#### Work to be completed:
The response must reproduce every record below without alteration.

#### Extracted material:

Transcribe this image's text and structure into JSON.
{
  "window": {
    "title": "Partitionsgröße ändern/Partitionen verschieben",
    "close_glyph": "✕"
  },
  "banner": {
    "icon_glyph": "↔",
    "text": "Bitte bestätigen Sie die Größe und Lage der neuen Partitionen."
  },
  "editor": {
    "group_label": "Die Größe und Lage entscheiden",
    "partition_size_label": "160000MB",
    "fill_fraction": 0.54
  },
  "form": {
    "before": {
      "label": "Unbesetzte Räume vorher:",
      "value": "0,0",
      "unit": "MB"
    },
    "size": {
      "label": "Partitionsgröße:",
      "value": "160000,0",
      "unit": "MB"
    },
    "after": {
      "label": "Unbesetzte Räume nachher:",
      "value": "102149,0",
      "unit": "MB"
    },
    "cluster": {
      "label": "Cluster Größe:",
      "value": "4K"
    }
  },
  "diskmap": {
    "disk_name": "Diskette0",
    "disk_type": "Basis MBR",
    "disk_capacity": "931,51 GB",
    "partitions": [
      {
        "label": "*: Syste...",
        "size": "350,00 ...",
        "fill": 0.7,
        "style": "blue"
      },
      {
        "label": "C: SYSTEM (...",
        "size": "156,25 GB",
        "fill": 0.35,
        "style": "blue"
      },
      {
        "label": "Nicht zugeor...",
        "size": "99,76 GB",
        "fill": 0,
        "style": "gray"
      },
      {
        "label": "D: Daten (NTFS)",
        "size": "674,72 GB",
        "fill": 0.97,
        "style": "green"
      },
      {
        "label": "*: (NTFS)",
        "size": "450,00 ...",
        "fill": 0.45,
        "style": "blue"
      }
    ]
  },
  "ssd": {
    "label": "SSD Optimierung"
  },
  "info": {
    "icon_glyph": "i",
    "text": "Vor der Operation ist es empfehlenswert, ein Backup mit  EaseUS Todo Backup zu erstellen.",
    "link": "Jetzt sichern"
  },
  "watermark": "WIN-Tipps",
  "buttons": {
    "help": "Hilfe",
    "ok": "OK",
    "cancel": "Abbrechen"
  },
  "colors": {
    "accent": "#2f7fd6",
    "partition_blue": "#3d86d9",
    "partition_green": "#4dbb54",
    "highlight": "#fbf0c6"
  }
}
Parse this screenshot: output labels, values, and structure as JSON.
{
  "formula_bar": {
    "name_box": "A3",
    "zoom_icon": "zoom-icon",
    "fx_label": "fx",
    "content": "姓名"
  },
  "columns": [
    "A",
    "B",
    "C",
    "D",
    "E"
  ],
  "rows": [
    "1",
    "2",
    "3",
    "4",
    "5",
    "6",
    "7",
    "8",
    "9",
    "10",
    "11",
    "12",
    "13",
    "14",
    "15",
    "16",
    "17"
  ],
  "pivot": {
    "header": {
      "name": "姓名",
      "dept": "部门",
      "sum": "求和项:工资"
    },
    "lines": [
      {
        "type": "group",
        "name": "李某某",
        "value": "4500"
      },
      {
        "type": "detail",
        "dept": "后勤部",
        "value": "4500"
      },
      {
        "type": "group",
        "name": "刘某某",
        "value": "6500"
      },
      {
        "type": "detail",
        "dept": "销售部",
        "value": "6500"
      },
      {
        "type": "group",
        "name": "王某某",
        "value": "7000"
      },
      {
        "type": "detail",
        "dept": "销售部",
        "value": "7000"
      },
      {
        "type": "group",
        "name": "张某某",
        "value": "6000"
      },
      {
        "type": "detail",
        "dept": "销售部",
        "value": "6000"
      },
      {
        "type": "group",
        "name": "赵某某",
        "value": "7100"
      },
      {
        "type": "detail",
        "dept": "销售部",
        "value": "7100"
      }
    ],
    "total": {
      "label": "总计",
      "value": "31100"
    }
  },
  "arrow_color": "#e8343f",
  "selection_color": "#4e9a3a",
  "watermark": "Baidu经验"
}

#### Result of the exercise:
Transcribe this image's text and structure into JSON.
{
  "window": {
    "title": "Partitionsgröße ändern/Partitionen verschieben",
    "close_glyph": "✕"
  },
  "banner": {
    "icon_glyph": "↔",
    "text": "Bitte bestätigen Sie die Größe und Lage der neuen Partitionen."
  },
  "editor": {
    "group_label": "Die Größe und Lage entscheiden",
    "partition_size_label": "160000MB",
    "fill_fraction": 0.54
  },
  "form": {
    "before": {
      "label": "Unbesetzte Räume vorher:",
      "value": "0,0",
      "unit": "MB"
    },
    "size": {
      "label": "Partitionsgröße:",
      "value": "160000,0",
      "unit": "MB"
    },
    "after": {
      "label": "Unbesetzte Räume nachher:",
      "value": "102149,0",
      "unit": "MB"
    },
    "cluster": {
      "label": "Cluster Größe:",
      "value": "4K"
    }
  },
  "diskmap": {
    "disk_name": "Diskette0",
    "disk_type": "Basis MBR",
    "disk_capacity": "931,51 GB",
    "partitions": [
      {
        "label": "*: Syste...",
        "size": "350,00 ...",
        "fill": 0.7,
        "style": "blue"
      },
      {
        "label": "C: SYSTEM (...",
        "size": "156,25 GB",
        "fill": 0.35,
        "style": "blue"
      },
      {
        "label": "Nicht zugeor...",
        "size": "99,76 GB",
        "fill": 0,
        "style": "gray"
      },
      {
        "label": "D: Daten (NTFS)",
        "size": "674,72 GB",
        "fill": 0.97,
        "style": "green"
      },
      {
        "label": "*: (NTFS)",
        "size": "450,00 ...",
        "fill": 0.45,
        "style": "blue"
      }
    ]
  },
  "ssd": {
    "label": "SSD Optimierung"
  },
  "info": {
    "icon_glyph": "i",
    "text": "Vor der Operation ist es empfehlenswert, ein Backup mit  EaseUS Todo Backup zu erstellen.",
    "link": "Jetzt sichern"
  },
  "watermark": "WIN-Tipps",
  "buttons": {
    "help": "Hilfe",
    "ok": "OK",
    "cancel": "Abbrechen"
  },
  "colors": {
    "accent": "#2f7fd6",
    "partition_blue": "#3d86d9",
    "partition_green": "#4dbb54",
    "highlight": "#fbf0c6"
  }
}
Parse this screenshot: output labels, values, and structure as JSON.
{
  "formula_bar": {
    "name_box": "A3",
    "zoom_icon": "zoom-icon",
    "fx_label": "fx",
    "content": "姓名"
  },
  "columns": [
    "A",
    "B",
    "C",
    "D",
    "E"
  ],
  "rows": [
    "1",
    "2",
    "3",
    "4",
    "5",
    "6",
    "7",
    "8",
    "9",
    "10",
    "11",
    "12",
    "13",
    "14",
    "15",
    "16",
    "17"
  ],
  "pivot": {
    "header": {
      "name": "姓名",
      "dept": "部门",
      "sum": "求和项:工资"
    },
    "lines": [
      {
        "type": "group",
        "name": "李某某",
        "value": "4500"
      },
      {
        "type": "detail",
        "dept": "后勤部",
        "value": "4500"
      },
      {
        "type": "group",
        "name": "刘某某",
        "value": "6500"
      },
      {
        "type": "detail",
        "dept": "销售部",
        "value": "6500"
      },
      {
        "type": "group",
        "name": "王某某",
        "value": "7000"
      },
      {
        "type": "detail",
        "dept": "销售部",
        "value": "7000"
      },
      {
        "type": "group",
        "name": "张某某",
        "value": "6000"
      },
      {
        "type": "detail",
        "dept": "销售部",
        "value": "6000"
      },
      {
        "type": "group",
        "name": "赵某某",
        "value": "7100"
      },
      {
        "type": "detail",
        "dept": "销售部",
        "value": "7100"
      }
    ],
    "total": {
      "label": "总计",
      "value": "31100"
    }
  },
  "arrow_color": "#e8343f",
  "selection_color": "#4e9a3a",
  "watermark": "Baidu经验"
}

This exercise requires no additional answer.